She’s always told me that the world is my oyster. She told me not to let anything stop me. My mother has just been my pillar and my rock in my life. She is so loving and caring.
I’ve been so fortunate to have so much love in my life and so many role models that I do think of myself as being my ultimate role model because they’ve taught me a lot. They taught me to rely on myself, just learn things and never give your power away.
Christian: That is really cool.
Her upcoming book “Empowerment – Explore, Transform, Flourish”
Christian: That also leads into the book that you have coming out called “Empowerment” with the subtitle “Explore, Transform, Flourish”. What is the book about and what does the reader get?
Christina: It’s a combination of what we’ve been speaking about. It’s “Empowered” and it really says what it does. Everything that I’ve gone through, whether it was negative or positive, has empowered me.
Everything that I’ve gone through, whether it was negative or positive, has empowered me.
It made me who I am today. It’s made me stronger. A lot of people think that negative experiences, they wouldn’t wish them upon anybody. Yes, we can look at it like that, but the thing is the experience has happened.
How can we recreate it or make lemons into lemonade? It’s really important that we proceed in our life with that state of mind. A lot of people find they get depressed and they get locked into a story and in their life, they repeat that story.
What’s in your mind is so important and you have to be very disciplined throughout your life to not dwell on the negativity of things. It’s about converting or changing that state of mind into a positive state of mind. When I think of the book, it’s laid out in a way that each chapter has certain strengths or reflections that I’ve had on my life.
Her interview nomination
Christian: Do you want to nominate someone to be interviewed?
Christina: I have an ultimate mentor. When I think of anybody that has been inspirational in my life, it has been this man and his name is Jungle Jim Hunter. He was the original, “Crazy Canuck” alpine ski racer.
He has been my inspiration. I actually was his co-host on a radio show that he used to do called the “Jungle Jim Hunter Show”.
Where can you find Christina Smith

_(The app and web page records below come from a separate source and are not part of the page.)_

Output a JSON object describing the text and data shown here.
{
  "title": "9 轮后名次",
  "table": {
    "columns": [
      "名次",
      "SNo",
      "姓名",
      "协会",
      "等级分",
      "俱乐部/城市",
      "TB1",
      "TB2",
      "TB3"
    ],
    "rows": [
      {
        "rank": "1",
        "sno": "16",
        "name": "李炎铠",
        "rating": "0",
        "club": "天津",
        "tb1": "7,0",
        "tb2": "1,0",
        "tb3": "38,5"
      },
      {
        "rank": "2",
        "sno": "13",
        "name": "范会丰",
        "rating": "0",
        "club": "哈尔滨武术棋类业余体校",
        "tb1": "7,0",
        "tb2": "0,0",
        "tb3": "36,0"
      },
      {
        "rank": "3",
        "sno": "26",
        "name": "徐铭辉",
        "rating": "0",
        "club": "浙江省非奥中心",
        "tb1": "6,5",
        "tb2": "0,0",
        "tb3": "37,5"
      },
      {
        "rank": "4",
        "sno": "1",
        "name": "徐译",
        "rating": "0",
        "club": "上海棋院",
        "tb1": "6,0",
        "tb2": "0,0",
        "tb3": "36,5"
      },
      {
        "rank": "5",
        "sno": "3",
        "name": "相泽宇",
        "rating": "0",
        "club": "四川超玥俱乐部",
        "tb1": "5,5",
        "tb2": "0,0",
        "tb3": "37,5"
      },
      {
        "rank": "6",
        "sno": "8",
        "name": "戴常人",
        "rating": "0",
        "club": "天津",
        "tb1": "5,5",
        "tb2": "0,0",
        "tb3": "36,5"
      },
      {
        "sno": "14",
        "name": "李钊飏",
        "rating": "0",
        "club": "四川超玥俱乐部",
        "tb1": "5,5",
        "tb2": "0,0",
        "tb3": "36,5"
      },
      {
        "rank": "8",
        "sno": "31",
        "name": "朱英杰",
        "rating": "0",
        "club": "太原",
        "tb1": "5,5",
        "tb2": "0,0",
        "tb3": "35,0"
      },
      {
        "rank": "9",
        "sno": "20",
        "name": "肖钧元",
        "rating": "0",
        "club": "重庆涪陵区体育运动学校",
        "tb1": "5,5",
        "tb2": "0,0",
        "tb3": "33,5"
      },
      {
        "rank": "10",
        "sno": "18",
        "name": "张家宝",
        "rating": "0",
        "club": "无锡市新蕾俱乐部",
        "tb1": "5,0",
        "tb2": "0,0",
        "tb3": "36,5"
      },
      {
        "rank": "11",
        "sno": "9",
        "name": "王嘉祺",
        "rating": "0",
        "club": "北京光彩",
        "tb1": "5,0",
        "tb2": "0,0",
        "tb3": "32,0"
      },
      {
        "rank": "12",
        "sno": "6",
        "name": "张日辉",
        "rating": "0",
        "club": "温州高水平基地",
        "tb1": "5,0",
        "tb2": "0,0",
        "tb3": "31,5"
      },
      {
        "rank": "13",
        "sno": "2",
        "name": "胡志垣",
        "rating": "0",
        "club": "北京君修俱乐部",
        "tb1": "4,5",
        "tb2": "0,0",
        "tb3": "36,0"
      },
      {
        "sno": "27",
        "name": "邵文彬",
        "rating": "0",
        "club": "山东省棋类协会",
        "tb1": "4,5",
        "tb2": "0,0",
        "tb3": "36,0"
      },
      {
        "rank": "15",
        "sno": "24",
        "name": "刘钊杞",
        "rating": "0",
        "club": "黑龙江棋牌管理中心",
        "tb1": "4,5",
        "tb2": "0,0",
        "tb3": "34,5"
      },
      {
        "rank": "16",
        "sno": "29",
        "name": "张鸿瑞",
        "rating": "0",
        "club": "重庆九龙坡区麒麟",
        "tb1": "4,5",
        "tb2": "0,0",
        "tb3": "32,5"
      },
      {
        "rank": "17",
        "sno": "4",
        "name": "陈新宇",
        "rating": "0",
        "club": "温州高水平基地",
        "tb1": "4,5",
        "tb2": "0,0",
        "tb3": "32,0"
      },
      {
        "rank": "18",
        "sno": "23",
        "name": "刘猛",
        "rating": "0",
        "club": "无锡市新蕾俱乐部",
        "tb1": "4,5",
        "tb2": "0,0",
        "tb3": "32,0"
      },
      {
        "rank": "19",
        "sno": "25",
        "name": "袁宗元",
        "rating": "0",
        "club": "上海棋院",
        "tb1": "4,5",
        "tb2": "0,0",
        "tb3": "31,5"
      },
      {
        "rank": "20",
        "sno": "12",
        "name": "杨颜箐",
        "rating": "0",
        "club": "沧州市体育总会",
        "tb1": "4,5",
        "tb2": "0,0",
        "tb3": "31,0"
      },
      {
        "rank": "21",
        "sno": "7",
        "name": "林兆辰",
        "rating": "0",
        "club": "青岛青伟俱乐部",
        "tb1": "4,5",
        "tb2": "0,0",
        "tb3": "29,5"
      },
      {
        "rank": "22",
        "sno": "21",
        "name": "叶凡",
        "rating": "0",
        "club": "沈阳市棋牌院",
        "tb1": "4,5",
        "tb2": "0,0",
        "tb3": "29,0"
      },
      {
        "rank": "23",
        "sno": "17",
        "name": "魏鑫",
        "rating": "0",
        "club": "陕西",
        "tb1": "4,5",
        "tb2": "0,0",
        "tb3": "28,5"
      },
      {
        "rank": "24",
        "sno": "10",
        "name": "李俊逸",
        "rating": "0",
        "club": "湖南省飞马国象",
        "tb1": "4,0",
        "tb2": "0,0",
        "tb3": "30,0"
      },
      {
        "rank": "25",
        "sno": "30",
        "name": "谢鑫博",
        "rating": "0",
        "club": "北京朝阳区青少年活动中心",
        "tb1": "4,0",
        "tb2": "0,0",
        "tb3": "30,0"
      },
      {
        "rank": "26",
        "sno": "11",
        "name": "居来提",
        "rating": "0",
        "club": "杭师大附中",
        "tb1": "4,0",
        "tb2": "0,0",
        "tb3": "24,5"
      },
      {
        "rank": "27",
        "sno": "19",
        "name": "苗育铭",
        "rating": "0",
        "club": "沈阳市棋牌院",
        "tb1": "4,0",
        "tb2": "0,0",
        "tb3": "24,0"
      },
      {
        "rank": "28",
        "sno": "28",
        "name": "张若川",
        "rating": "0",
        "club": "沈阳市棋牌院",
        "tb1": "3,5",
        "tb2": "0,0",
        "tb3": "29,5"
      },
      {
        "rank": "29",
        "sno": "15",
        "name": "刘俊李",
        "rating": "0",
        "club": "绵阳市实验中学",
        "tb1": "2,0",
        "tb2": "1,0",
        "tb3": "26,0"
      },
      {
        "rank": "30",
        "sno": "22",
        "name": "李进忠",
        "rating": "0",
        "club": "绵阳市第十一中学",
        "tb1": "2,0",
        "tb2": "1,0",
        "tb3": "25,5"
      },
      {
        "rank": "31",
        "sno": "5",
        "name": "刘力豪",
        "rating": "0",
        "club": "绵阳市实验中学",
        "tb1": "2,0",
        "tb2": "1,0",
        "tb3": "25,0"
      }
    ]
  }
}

Christian: Where can people find you?
Christina: I have a website, authorchristinasmith.com, that’s a landing page for my book. I can also give you a special link that we can post for people to be able to either get a copy, a digital copy, or it would be great to have them even wanting a purchased copy.
Whatever they’d like, I’d love the support. I’ll be doing some additional things from consultation to workshops, podcasts, and various things in association with the book. It’s a new journey for me and you’re an inspiration, Christian. I’m sure I’ll be looking for some mentorship around what you’re doing and how you’re succeeding.
I am on Instagram, Twitter, and Facebook.
Christina Smith’s social profiles
Christian: Christina, thanks so much for your time.
Christina: It was my pleasure. If ever you need me to speak on other topics, I’d be more than happy. I have a plethora.
One thing that I will say, Christian, is it’s not about being an Olympian that’s important. It’s about how you give back to the world with your title to make a difference.